PROVIDED DATA Block Start
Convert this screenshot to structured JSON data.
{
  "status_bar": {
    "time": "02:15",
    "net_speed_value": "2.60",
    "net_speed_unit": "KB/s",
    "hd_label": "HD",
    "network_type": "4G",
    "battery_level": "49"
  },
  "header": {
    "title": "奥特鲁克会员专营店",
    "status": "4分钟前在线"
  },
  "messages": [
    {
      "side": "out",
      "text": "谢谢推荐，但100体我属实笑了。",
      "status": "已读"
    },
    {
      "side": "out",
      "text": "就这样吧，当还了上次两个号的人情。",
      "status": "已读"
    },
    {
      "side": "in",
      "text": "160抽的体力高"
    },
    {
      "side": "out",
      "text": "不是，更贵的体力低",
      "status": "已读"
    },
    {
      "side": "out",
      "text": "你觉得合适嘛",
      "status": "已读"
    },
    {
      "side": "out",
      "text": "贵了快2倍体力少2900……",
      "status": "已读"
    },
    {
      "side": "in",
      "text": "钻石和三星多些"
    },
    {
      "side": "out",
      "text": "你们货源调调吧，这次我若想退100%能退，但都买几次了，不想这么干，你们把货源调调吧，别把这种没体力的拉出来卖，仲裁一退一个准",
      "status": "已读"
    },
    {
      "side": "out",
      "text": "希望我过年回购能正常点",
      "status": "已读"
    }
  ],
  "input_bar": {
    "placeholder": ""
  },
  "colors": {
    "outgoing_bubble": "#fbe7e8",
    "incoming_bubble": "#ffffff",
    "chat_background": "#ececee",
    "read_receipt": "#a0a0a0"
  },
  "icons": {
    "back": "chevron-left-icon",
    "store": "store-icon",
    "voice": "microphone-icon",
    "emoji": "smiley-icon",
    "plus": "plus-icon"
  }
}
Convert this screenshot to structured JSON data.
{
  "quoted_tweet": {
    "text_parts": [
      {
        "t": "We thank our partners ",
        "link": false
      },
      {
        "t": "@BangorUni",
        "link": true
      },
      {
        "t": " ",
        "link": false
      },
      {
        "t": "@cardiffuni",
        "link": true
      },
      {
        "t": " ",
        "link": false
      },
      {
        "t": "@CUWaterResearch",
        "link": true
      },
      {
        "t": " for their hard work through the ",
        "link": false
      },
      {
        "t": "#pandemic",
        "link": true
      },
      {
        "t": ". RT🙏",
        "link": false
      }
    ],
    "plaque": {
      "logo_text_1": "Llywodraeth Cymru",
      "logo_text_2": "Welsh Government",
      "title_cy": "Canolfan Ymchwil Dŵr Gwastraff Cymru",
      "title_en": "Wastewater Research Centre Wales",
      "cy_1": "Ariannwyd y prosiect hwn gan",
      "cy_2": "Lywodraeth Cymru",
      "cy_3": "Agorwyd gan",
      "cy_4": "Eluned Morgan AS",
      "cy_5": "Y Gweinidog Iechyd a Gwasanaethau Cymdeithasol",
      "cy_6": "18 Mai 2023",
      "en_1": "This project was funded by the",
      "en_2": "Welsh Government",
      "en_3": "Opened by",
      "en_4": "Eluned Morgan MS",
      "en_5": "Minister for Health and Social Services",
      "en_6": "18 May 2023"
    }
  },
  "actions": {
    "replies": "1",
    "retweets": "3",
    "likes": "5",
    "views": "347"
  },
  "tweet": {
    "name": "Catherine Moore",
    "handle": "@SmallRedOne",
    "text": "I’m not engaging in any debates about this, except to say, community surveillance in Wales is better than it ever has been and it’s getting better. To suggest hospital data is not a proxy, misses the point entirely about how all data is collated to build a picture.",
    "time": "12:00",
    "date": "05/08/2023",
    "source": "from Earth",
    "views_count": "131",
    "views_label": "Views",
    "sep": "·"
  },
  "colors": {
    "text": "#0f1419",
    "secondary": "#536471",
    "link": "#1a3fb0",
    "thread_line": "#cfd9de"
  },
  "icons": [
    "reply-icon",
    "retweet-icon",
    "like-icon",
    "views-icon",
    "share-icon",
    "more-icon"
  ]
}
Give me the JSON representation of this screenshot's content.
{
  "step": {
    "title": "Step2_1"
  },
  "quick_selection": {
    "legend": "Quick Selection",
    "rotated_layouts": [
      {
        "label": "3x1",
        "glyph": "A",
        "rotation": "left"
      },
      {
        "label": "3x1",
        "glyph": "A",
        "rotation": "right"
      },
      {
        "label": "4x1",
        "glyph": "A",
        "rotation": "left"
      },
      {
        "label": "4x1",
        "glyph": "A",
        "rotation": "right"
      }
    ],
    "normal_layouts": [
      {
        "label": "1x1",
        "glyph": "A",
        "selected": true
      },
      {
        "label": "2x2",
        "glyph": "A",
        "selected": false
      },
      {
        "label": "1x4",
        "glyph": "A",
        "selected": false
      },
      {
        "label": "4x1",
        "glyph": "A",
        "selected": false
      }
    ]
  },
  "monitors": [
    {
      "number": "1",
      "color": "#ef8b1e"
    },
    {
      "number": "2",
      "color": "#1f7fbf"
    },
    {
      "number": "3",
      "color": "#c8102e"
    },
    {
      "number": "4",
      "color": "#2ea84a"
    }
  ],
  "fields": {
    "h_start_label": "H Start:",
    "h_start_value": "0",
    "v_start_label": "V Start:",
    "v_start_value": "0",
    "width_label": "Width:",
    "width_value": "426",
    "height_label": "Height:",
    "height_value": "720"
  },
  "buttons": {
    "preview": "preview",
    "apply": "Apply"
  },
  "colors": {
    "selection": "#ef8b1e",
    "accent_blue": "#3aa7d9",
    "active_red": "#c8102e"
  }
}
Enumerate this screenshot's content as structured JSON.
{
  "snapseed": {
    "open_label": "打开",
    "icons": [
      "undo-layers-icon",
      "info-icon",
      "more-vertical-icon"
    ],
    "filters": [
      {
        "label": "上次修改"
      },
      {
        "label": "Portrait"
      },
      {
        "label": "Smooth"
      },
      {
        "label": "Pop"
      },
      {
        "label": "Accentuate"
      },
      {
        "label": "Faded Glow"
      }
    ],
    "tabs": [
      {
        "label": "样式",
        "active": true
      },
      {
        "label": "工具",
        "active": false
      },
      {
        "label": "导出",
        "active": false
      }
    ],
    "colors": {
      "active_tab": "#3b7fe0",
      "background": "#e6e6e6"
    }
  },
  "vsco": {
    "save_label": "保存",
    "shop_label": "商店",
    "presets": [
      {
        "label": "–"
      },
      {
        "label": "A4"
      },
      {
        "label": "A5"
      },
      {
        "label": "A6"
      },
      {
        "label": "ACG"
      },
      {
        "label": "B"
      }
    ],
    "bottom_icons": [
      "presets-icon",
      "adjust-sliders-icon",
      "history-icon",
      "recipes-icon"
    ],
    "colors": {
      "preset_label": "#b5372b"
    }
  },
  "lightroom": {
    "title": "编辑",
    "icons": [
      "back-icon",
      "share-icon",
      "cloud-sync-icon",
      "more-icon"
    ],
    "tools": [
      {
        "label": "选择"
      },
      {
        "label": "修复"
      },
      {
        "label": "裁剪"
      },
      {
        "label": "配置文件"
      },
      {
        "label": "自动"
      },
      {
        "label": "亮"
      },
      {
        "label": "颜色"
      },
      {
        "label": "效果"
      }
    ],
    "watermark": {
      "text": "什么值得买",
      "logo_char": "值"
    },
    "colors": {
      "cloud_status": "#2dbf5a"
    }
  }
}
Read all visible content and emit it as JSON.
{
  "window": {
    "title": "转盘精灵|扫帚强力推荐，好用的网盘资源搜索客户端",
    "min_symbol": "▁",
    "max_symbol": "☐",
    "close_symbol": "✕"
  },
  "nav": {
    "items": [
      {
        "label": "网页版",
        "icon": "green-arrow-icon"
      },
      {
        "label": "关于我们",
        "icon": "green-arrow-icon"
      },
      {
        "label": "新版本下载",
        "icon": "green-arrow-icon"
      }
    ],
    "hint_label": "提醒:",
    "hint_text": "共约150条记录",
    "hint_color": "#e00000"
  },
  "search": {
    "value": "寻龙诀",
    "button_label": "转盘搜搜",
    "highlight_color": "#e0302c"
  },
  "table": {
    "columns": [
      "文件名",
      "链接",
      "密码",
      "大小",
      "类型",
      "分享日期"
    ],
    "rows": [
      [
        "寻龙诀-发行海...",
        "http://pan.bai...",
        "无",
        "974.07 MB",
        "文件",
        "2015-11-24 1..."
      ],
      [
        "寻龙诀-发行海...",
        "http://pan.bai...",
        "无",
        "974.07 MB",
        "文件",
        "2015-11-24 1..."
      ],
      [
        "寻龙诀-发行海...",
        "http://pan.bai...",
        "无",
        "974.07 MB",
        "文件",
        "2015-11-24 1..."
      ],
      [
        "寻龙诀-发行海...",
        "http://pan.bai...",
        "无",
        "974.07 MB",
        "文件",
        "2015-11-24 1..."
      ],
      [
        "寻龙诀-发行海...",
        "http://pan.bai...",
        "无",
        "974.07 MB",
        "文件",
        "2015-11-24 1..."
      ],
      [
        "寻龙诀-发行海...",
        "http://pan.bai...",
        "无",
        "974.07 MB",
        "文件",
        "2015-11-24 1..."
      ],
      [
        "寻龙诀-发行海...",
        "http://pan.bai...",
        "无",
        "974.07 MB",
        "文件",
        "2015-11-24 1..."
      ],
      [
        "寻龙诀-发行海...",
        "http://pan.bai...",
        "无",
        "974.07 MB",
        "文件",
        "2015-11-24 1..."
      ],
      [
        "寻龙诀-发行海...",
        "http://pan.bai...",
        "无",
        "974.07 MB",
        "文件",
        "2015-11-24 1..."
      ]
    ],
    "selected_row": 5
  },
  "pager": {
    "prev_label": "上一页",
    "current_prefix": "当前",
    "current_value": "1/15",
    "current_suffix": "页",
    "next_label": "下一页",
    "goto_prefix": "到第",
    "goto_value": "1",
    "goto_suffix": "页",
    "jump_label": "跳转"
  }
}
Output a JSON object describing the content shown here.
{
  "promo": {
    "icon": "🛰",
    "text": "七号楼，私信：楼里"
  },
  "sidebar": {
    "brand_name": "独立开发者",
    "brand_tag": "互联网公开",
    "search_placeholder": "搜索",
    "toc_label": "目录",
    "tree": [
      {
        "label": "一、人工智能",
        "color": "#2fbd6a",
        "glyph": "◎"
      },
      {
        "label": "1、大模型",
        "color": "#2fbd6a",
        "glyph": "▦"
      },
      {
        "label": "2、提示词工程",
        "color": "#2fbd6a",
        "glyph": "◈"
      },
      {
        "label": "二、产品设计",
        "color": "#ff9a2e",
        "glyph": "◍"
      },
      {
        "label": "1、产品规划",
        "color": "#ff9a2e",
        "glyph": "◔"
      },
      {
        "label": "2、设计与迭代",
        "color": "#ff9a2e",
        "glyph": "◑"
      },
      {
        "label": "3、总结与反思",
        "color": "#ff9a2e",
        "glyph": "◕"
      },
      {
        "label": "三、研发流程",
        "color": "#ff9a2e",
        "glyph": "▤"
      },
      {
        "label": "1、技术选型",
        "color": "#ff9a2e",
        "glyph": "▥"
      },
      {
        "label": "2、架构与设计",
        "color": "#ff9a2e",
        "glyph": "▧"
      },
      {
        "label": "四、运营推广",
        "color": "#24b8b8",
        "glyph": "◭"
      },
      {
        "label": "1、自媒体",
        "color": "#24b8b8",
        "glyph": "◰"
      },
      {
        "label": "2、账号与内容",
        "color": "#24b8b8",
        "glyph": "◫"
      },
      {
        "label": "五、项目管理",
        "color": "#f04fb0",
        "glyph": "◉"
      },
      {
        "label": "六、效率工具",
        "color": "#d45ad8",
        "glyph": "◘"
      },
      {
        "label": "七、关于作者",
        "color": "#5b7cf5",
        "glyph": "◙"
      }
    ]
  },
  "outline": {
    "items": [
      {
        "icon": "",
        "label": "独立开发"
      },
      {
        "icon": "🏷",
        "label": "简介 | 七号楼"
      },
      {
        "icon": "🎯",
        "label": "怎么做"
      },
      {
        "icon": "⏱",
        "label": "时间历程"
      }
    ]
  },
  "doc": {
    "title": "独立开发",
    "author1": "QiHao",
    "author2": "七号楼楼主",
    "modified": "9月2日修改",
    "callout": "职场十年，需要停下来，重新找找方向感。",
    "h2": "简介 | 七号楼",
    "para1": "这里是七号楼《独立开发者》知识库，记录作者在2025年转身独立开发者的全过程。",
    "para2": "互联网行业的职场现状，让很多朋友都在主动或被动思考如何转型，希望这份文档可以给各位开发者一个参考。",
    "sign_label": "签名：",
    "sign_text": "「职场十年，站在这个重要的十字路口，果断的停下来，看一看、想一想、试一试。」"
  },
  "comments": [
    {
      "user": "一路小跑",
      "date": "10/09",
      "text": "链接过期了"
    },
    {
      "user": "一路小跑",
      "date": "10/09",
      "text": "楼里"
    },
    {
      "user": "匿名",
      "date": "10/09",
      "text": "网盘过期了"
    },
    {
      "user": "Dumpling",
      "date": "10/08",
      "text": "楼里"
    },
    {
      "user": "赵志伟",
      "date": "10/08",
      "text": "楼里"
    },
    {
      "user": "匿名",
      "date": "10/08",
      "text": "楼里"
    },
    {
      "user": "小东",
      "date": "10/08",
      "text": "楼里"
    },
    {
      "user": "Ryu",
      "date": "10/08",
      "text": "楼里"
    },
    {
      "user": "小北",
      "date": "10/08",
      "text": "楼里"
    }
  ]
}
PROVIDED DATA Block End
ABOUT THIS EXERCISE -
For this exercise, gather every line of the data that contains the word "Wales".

OUTPUT FOR THIS TASK -
      "title_en": "Wastewater Research Centre Wales",
    "text": "I’m not engaging in any debates about this, except to say, community surveillance in Wales is better than it ever has been and it’s getting better. To suggest hospital data is not a proxy, misses the point entirely about how all data is collated to build a picture.",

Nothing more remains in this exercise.